Type Of Art Performance (Music, Dance, Drama, etc) 
Year Produced 2012 
Impact This experiment helped further collaborative work between live coders and live artists and laid foundations for ideas that were fully explored later in a conference paper. 
URL http://www.showroomworkstation.org.uk/livenotation
 
Title The Gospel According to Wrongheaded 
Description A live collaboration between two live coders (Wrongheaded) which explored a fusion of live coding and live art 
Type Of Art Performance (Music, Dance, Drama, etc) 
Year Produced 2012 
Impact This piece was mentioned in an article in Performance Research magazine 
URL http://livenotation.org/programme.html
 
Title The Hair of the Horse 
Description A live improvised collaboration between a live artist and two live coders (Hester Reeve and Alex McLean & Dave Griffiths). 
Type Of Art Performance (Music, Dance, Drama, etc) 
Year Produced 2012 
Impact This piece was mentioned in an article in Performance Research Journal 
URL http://livenotation.org/programme.html
 
Title The Triumph of Crowds: a score for decapitation, rotation, two trumpets and organza (after Poussin) 
Description An improvisational visual script created by Brigid Mcleer was interpreted live via the dancer-live hacker, Kate Sicchio. 
Type Of Art Performance (Music, Dance, Drama, etc) 
Year Produced 2012 
Impact This piece was mentioned in an article in Performance Research magazine 
URL http://livenotation.org/programme.html
 
Title Virtuouso (Dismembered Sonata for Hannah Arnendt 
Description This performance for camera by Hester Reeve took place in a public park in front of the city council building and explored ideas of reading, notation, citizenship and the body through action and sound. It was screened, in a gallery, large enough so that the figure was life size and confronted the viewer. In the gallery, the sound element of the work could be prioritised as conveying the meaning of the work. 
Type Of Art Film/Video/Animation 
Year Produced 2012 
Impact This piece was mentioned in an article in Performance Research Journal 
URL http://www.shu.ac.uk/research/c3ri/projects/virtuouso
 
Description Through introducing a new term, 'live notation,' we have allowed for an interdisciplinary exchange between two quite different practices (live coding which expresses itself through computer interface) and live art (which expresses itself through bodily action). Through workshops and discussion we discovered unexpected common ground that was both philosophical and political. This allowed for a mutual inspiration that encouraged each respective practice to take risks in its performed language and in some cases to collaborate. A broader discussion was enabled -both between the group, with live coders and with members of the public- into the current and potential cultural significance of code, the digital and 'liveness.'
Exploitation Route Performers (particularly live coders and live artists), performance lecturers and theorists of the digital might find the new works produced under the theme 'live notation' and the article exploring the works and the conceptual ramifications of the theme both stimulating and challenging to their own research into matters of performance.
Sectors Digital/Communication/Information Technologies (including Software),Education,Culture, Heritage, Museums and Collections

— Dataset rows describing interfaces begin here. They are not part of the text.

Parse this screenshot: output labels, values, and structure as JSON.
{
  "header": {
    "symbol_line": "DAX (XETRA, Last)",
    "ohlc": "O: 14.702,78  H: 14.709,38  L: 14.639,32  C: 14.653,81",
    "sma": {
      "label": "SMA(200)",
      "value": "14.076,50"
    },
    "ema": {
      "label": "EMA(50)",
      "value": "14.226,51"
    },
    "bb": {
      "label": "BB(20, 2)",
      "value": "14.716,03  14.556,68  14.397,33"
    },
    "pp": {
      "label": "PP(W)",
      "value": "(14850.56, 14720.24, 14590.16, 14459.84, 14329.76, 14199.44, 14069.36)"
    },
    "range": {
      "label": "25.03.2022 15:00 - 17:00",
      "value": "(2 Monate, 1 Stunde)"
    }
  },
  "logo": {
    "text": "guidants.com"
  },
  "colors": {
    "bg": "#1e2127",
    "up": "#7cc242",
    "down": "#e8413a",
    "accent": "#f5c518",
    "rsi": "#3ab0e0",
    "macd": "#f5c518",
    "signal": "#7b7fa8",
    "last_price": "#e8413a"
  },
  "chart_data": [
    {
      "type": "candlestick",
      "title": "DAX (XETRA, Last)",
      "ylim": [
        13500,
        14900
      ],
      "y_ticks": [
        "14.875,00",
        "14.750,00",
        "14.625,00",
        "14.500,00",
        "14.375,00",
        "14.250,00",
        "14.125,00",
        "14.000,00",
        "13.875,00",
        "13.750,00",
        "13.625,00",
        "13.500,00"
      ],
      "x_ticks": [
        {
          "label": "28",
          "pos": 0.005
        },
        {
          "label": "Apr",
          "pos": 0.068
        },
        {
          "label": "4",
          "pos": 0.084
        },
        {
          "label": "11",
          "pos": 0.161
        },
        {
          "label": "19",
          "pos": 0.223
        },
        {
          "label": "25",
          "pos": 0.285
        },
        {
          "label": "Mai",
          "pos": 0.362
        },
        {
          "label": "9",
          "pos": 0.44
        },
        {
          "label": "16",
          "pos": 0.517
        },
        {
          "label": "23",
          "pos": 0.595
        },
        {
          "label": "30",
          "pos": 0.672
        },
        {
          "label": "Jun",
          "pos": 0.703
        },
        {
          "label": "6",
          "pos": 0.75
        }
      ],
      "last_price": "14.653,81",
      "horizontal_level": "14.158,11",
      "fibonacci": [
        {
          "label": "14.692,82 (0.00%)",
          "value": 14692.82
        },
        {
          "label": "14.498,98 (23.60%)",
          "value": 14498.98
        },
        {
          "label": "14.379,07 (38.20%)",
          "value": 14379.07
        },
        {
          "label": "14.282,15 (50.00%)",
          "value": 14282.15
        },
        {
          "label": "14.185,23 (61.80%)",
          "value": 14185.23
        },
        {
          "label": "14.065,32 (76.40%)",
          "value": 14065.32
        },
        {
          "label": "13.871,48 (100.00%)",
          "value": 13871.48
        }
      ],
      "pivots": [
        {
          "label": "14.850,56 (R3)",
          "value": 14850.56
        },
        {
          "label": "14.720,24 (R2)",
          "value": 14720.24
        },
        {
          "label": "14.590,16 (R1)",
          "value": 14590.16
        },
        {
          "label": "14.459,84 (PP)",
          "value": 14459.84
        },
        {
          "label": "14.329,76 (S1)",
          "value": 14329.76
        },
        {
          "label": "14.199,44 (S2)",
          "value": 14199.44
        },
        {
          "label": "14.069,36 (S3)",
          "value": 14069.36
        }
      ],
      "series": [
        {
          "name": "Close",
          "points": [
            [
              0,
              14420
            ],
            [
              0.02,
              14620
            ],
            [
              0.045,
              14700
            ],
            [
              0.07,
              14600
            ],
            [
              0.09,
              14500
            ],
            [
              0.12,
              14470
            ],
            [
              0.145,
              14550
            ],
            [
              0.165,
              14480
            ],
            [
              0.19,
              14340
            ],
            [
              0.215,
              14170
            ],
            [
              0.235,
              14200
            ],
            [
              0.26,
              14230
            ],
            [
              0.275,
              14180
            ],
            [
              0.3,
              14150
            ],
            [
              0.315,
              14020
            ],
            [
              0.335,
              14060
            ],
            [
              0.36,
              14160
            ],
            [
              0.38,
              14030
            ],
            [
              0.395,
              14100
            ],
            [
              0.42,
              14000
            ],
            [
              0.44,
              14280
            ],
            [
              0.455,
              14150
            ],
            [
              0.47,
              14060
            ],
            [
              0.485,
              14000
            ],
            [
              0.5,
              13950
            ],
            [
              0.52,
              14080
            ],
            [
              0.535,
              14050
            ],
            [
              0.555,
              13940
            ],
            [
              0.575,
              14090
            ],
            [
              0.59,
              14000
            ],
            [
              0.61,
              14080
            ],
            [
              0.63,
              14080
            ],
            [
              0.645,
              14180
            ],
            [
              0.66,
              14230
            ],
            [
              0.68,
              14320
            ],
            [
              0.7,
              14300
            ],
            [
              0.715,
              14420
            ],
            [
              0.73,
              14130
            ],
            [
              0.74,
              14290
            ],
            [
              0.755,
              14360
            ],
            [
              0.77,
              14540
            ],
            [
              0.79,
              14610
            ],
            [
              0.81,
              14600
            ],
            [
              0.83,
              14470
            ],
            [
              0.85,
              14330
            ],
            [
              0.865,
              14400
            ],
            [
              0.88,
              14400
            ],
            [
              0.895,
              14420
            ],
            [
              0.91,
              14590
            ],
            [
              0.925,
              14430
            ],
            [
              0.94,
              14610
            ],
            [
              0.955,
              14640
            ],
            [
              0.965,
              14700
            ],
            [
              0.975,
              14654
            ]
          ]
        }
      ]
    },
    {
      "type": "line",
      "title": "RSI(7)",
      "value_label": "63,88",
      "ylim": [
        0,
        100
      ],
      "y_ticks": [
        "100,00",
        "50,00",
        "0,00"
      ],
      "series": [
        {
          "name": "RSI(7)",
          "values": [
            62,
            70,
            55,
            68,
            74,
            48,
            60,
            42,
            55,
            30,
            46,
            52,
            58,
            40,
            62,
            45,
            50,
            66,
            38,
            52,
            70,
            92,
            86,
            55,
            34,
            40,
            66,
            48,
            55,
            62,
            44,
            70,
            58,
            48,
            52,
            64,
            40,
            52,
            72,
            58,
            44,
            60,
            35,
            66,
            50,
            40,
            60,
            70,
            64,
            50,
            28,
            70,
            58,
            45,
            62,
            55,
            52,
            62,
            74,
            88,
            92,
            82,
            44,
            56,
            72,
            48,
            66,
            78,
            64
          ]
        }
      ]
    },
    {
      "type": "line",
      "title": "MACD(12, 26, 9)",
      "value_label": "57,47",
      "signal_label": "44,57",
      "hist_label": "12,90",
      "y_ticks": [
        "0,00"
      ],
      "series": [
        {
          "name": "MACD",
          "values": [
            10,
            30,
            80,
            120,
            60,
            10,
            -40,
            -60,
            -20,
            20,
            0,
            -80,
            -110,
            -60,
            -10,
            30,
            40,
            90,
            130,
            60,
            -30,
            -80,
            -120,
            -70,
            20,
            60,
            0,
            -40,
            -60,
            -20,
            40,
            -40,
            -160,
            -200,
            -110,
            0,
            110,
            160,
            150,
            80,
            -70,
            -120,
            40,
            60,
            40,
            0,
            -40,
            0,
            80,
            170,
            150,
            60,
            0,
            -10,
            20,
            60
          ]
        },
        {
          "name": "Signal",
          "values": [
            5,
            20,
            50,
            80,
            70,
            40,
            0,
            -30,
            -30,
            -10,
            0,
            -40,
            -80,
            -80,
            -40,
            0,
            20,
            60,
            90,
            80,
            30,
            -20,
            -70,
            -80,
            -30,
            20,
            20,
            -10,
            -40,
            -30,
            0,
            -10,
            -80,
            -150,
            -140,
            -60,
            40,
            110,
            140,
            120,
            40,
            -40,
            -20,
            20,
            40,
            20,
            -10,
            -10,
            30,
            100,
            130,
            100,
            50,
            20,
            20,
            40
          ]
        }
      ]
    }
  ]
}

URL http://blog.livenotation.org
 
Description Issues brought up by 'live notation' have informed new workshops exploring gesture and drawing at Cardiff School of Art (Andree Stitt) and at Sheffield Hallam Art Department (Hester Reeve).
First Year Of Impact 2013
Sector Education
Impact Types Cultural

 
Description PENELOPE: A study of weaving as a technical mode of existence
Amount € 1,943,771 (EUR)
Funding ID 682711 
Organisation European Research Council (ERC) 
Sector Public
Country European Union (EU)
Start 12/2016 
End 11/2021
 
Title Live coding research development 
Description The development of Live Coding as an academic research network with close ties to the TOPLAP network of practitioners 
Type Of Material Improvements to research infrastructure 
Provided To Others? Yes  
Impact Ongoing connections between developers, artists, researchers and other practitioners interested in live coding. 
URL http://toplap.org
 
Description Slow Code 
Organisation Anglia Ruskin University
Country United Kingdom 
Sector Academic/University 
PI Contribution Collaboration with Tom Hall. Developed a workshop together for the International Live Coding Conference Leeds University 2015
Collaborator Contribution Developed and lead a workshop together
Impact Collaboration combines live art and live code
Start Year 2015
 
Description Goldsmiths Thursday Club Event 
Form Of Engagement Activity A talk or presentation
Part Of Official Scheme? No
Geographic Reach National
Primary Audience Professional Practitioners
Results and Impact The series of talks resulted in lengthy and rich discussion between the panel members and the audience participants

Some members of the audience wanted to employ the new term 'live notation' and join the mailing list for future events
Year(s) Of Engagement Activity 2012
URL http://blog.livenotation.org/event-at-c4cc-kings-cross-london/#comment-69
 
Description Live Notation Symposium 
Form Of Engagement Activity A talk or presentation
Part Of Official Scheme? No
Geographic Reach National
Primary Audience Public/other audiences
Results and Impact Talks sparked discussion afterwards

There was particularly good interaction between artists and live coders, both in the presenting team and within the audience - the term 'live notation' inspired people to consider new approaches to their respective disciplines.
Year(s) Of Engagement Activity 2012
URL http://livenotation.org/
 
Description Live Notation Unit at Arnolfini 
Form Of Engagement Activity A talk or presentation
Part Of Official Scheme? No
Geographic Reach National
Primary Audience Public/other audiences
Results and Impact Workshop generated discussion and new ideas among participants, performances were stimulating and experimental to the public.

There was much discussion in the bar after the performances; most performances were mentioned in an article in Performance Research magazine.
Year(s) Of Engagement Activity 2012
URL http://blog.livenotation.org
 
Description Live Notation Workshop 
Form Of Engagement Activity Participation in an activity, workshop or similar
Part Of Official Scheme? No
Geographic Reach National
Primary Audience Participants in your research and patient groups
Results and Impact Workshop opened mutual areas of concern between live coders and live artists and created initial ideas of how we might create performances under the theme of 'live notation.'

We created the platform 'live notation unit' upon which new performance works and ways of engaging the public with our concerns could be promoted.
Year(s) Of Engagement Activity 2012
 
Description Mass media engagement with live coding 
Form Of Engagement Activity A magazine, newsletter or online publication
Part Of Official Scheme? No
Geographic Reach International
Primary Audience Public/other audiences
Results and Impact A range of mass media interviews and other coverage of live coding, on TV, in print and online, including:

Tracks, Live Coding and Algorave feature, Arte TV (France and Germany), January 2014
Robert Barry, I For One Welcome Our New Robot Vocal Cords: Radical Computer Music, The Quietus, February 2014
Paul Squires, In conversation with Kate Sicchio and Alex McLean, Imperica, March 2014
Conversation between Kate Sicchio and Alex McLean, Hack Circus, March 2014
Ebony Nembhard, Headsup. Algorave, Now Then magazine, March 2014
Alejandro Tauber, Coden in de club, Vice (Motherboard), April 2014

Broad interest in live coding and the development of Algorave as an international movement, now developing towards a musical genre in its own right.
Year(s) Of Engagement Activity 2014